### EXERCISE INPUT
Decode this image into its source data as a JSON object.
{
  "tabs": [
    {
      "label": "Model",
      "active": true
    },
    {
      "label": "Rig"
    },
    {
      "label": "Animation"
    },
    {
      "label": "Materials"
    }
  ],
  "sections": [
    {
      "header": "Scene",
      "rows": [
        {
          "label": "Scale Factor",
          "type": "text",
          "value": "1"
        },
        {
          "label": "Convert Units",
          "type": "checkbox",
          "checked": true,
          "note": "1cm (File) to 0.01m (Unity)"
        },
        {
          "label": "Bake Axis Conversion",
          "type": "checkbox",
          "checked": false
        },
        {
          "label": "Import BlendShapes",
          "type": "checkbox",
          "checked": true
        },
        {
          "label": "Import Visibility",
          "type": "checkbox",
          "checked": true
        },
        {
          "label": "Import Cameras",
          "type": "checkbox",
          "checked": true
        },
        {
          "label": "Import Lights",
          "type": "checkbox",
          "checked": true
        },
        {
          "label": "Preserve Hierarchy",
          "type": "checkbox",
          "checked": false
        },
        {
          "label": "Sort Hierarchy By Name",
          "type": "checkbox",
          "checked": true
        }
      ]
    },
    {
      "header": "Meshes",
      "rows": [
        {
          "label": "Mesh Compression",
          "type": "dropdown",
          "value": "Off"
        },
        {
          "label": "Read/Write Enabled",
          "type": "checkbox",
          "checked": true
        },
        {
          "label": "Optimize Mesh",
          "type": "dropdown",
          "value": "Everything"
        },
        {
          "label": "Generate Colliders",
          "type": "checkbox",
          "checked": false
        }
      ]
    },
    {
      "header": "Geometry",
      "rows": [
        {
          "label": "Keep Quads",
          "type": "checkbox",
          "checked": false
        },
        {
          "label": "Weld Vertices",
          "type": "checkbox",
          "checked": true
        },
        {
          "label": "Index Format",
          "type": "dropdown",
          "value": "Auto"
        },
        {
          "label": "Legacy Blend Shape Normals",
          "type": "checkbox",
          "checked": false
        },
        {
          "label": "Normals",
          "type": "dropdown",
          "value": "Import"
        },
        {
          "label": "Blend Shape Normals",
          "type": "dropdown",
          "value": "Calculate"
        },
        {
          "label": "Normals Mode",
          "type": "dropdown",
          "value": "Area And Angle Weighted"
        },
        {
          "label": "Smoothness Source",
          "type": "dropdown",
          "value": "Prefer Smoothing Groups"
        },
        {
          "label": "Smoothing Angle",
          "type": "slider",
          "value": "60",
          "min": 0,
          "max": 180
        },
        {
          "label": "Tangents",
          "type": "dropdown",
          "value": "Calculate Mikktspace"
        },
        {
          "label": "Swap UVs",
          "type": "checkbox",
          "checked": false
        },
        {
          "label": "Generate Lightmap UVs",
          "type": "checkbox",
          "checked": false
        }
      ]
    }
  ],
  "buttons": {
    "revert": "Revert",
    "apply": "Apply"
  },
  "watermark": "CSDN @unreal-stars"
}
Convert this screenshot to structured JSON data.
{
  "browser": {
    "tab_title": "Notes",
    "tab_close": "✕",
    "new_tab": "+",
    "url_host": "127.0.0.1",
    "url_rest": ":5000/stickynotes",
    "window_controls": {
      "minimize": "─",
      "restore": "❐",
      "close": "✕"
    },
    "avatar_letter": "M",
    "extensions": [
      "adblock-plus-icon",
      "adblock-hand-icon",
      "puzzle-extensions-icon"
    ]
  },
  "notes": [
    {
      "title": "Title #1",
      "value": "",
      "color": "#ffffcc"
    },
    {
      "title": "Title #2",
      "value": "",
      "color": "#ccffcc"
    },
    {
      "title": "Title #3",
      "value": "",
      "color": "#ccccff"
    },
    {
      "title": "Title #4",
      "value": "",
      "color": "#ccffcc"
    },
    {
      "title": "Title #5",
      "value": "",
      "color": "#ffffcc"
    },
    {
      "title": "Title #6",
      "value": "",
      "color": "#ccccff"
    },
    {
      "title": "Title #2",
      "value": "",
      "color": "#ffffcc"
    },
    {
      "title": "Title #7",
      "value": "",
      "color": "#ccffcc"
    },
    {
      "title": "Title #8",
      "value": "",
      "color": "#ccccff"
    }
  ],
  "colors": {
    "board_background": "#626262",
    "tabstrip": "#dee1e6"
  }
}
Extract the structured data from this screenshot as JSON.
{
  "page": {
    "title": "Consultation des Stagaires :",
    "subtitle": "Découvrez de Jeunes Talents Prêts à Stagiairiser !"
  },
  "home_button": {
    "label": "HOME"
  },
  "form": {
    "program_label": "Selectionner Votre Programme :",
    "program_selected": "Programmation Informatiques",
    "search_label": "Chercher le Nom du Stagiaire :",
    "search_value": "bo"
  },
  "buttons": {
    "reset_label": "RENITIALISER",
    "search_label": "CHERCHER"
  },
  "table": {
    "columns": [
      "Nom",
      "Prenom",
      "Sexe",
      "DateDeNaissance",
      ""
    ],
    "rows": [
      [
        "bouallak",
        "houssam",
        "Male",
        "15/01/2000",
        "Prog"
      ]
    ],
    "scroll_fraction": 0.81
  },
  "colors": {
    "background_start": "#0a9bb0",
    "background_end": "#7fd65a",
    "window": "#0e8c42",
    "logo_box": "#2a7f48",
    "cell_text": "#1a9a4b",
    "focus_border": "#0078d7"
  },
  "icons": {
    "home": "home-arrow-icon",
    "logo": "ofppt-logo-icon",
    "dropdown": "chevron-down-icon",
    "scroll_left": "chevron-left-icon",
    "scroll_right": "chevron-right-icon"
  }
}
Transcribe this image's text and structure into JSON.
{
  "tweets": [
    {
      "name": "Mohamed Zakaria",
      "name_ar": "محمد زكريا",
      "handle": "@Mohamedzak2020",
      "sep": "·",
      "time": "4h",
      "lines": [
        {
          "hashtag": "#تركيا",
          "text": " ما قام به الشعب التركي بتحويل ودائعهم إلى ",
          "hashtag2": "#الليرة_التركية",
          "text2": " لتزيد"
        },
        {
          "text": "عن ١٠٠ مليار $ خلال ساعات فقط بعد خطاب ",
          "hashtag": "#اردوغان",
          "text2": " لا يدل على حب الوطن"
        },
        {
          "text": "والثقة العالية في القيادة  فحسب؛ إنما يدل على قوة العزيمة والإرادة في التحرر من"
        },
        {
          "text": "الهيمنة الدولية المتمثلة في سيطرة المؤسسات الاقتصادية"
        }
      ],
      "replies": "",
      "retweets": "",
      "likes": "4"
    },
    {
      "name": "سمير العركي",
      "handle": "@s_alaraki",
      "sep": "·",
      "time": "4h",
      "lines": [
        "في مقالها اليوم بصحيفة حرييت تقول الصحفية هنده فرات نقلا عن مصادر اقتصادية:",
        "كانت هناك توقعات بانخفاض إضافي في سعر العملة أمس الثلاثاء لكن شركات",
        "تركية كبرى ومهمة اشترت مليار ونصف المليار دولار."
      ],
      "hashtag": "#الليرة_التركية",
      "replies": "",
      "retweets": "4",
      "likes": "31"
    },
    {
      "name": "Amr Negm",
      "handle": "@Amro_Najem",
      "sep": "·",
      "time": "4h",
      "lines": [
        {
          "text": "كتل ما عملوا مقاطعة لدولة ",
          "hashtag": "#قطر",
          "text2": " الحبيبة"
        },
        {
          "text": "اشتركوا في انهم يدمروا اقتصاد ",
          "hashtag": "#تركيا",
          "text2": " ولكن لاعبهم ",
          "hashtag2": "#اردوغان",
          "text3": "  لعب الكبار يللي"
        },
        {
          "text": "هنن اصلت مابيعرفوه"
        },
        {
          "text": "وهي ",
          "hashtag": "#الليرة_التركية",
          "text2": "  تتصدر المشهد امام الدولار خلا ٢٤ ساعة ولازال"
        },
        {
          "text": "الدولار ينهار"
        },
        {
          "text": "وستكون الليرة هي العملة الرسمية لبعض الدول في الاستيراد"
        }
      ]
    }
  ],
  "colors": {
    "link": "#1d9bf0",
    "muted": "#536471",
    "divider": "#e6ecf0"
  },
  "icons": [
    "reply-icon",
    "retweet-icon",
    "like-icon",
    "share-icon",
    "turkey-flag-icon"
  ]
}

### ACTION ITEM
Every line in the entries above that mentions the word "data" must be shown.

### RESULT OF THIS EXERCISE
Decode this image into its source data as a JSON object.
Convert this screenshot to structured JSON data.
Extract the structured data from this screenshot as JSON.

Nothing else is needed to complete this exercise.